IMG_0232Bill and I sat in this amazing cacophony of hearts, cupids and a view of Indian Bay. By navigational error, we had arrived at Serendipity for lunch. The ceiling was red gently rolling scarves of fabric. The fountain encrusted with pink, purple and red blown-glass grapes. Except for the tables, all surfaces up, down and sideways were encrusted with symbols of love.

Three white-haired women had gathered at the table in the center. The last one to join them spoke the most. As I listened to their weaves of conversation, all centered on the final act of their lives, I felt a chill.

“You think you’re going to live forever,” the late-arrival began. “I took care of my mother and thought I was done. But it’s been 15 years with him and I am tired.”

The woman to her left, touched her hand gently. “Of course, Sadie, of course. Will you cook at the senior apartments?”

“No stoves, Gloria. Thank god. Time for a meal, I’ll march myself down to the dining hall.”

The third woman chimed in, “And doctors, can you get to doctors? That’s all I do when I’m not sleeping or eating.”

“Francesca, they arrange the rides if you don’t drive,” Sadie said.

Gloria cleared her throat. “How much does it cost – everything laundry, heat, lawn service, in your home a month, everything compared to this senior apartment?”

Sadie smiled. I could see her the clearest. She was in the middle droning on and on about being too tired to do the wash, not wanting to pay anymore bills, being almost done with the everyday tasks of life.

I didn’t want to hear this.  I wasn’t sure how much older they were than me. But I saw them outside my peripheral vision, outside me. And I didn’t want to go there. Instead, I looked at the ocean, the menu, my husband and all the hearts and cupids. I hung onto my beloved’s hand – and love.
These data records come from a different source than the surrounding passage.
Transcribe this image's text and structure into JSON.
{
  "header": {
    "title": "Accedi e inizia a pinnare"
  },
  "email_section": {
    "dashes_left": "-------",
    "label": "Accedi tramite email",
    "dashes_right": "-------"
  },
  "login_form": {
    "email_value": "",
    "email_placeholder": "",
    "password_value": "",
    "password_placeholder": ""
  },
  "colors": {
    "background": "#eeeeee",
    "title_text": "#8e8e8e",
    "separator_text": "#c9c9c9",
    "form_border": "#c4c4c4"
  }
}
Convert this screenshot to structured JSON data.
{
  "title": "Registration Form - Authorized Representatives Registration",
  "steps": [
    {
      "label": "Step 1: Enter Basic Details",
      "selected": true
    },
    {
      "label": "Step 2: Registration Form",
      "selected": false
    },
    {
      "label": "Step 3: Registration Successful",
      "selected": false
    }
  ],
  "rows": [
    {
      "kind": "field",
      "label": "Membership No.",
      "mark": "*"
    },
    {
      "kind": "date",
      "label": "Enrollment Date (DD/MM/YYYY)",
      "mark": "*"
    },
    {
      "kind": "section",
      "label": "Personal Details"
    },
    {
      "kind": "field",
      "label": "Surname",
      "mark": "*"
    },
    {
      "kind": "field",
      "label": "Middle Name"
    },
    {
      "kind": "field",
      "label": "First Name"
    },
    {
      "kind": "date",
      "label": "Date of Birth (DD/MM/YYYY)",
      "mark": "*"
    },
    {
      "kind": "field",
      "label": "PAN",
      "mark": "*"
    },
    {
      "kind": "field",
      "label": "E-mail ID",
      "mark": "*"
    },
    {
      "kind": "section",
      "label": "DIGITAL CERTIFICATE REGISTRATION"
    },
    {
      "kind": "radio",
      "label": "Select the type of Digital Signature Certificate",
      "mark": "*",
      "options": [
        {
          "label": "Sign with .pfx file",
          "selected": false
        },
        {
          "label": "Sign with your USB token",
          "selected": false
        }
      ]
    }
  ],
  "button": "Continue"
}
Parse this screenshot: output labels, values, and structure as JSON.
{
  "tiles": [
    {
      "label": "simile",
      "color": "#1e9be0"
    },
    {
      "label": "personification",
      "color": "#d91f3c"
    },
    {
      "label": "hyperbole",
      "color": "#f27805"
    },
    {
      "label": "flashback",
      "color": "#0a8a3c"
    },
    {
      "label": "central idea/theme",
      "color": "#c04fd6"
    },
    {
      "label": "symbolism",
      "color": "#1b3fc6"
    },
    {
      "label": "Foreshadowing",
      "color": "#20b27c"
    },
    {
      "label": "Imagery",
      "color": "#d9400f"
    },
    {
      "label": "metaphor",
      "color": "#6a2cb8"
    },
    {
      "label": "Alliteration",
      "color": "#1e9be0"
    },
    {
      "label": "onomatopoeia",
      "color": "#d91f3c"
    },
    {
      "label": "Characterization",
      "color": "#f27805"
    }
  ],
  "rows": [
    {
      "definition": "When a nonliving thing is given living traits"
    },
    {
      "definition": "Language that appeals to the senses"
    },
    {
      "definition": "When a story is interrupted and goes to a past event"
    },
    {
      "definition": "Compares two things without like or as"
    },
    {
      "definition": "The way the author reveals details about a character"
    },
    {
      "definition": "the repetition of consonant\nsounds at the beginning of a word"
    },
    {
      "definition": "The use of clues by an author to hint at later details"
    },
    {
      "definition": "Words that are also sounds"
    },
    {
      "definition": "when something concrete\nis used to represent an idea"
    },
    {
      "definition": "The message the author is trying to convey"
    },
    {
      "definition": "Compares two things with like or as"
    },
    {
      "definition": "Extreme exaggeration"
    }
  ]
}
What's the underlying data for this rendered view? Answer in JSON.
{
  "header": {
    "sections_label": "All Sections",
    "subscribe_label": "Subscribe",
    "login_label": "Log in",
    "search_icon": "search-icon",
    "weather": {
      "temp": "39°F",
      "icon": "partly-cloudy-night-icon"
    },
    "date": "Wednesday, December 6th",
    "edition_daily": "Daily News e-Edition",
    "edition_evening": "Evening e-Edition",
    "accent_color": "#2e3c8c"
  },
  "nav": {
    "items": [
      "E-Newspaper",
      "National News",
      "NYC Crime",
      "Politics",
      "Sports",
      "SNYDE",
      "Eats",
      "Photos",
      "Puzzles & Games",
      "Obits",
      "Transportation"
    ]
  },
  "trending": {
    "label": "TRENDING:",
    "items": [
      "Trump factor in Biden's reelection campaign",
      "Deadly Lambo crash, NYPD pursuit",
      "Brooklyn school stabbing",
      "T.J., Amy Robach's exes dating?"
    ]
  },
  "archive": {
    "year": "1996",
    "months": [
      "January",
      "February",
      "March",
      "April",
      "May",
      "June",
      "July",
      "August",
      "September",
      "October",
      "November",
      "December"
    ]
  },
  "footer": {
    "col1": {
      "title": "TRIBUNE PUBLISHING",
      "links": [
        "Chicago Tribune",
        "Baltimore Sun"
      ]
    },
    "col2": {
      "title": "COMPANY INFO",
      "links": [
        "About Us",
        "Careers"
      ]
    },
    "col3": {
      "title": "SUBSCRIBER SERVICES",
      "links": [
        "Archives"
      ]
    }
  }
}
What is real and what isn’t?  What is fiction?  That’s what I’ve devoted my life to finding out.  As a writer in search of her voice, I need to dance with strangers.  I did so in San Miguel at the writers’ conference I attended there several years ago.  It was my first foray into Mexico.  My dear friend, Heidi invited me to share an adventure.  That’s where we met this lovely Blue Man.  What a lovely figure he cut.  What better person than a Blue Man to chase away the blues?Blue Man San Miguel

A Wedding, A Baby Shower, A Funeral

In the course of 30-some days, I attended a lavish wedding in New Jersey where Italian and Jewish traditions merged, a High Tea baby shower in Delaware where the gifts were dinners, errands and babysitting and a  funeral in Pennsylvania where suited men recounted stories of a man they loved and cried. They were all points of life, all sharing a piece of joy. This is life. I experience it. I write about it. I muse over it. I open my arms and embrace it. I grew up schooled in avoiding death, tragedy, pain, sorrow. Yet it is and always has been around me. But the arms of death, tragedy, pain and sorrow are linked with those of joy, celebration and new life. Textures, smells, sights, sounds and tastes fill every point of our lives.  All we’re asked is to experience it.IMG_0061


  • Once upon a time, I was a Comp 101 adjunct at Case Western Reserve in Cleveland and next door was this incredible quiet, brilliant creativelit instructor who invited me to sit in on her amazing class — and the rest was history.  Suzanne became one of my dearest friends and cheering gallery for my writing and my life.  Our lives intersected in so many ways — even the day her husband moved out, I left my husband.  She was chosen along with me to be published in the Cleveland magazine fiction contest. She wrote, she edited, she brought up daughters and at around 50 married the man who loved her from their college days at Iowa.  I was thrilled when we both moved back to Ohio but then suddenly, tragically, she died in a vehicular accident.  Suzanne, you are still with me.  You infuse each word, each image, each time I open my heart.  Thank you.


bw tattoo hand


Twenty years ago, my daughter and I had bonding tattoos .  I made her go first bcasue if there was pain, I might run out the door.  Now we’ve done it again.  I wanted something to remind me to write as much as I could, every day if possible.  Hers was in honor of her two late bunnies, Midnight and Snowball.  So here’s my larger-than-I expected quill pen — and my arm.  All for the love of my daughter and writing.


We both sported red purses and height. She was a National Book Award Winner sent by the New York Times to cover Vietnam. First woman journalist to do this. She believed in my writing and I believed in her. She left sticky notes in her apartment when she committed suicide. The one emblazoned on my forehead, "I do not want to live if I can't write."

We both had red purses and were tall — although she was over six feet tall, a National Book Award recipient, A New York Times reporter – first woman sent to cover Vietnam.  She believed in my writing.  I believed in her.  Her New York City Apartment was filled with sticky notes found after her suicide.  “I don’t want to live if I can’t write.”  Words to live by.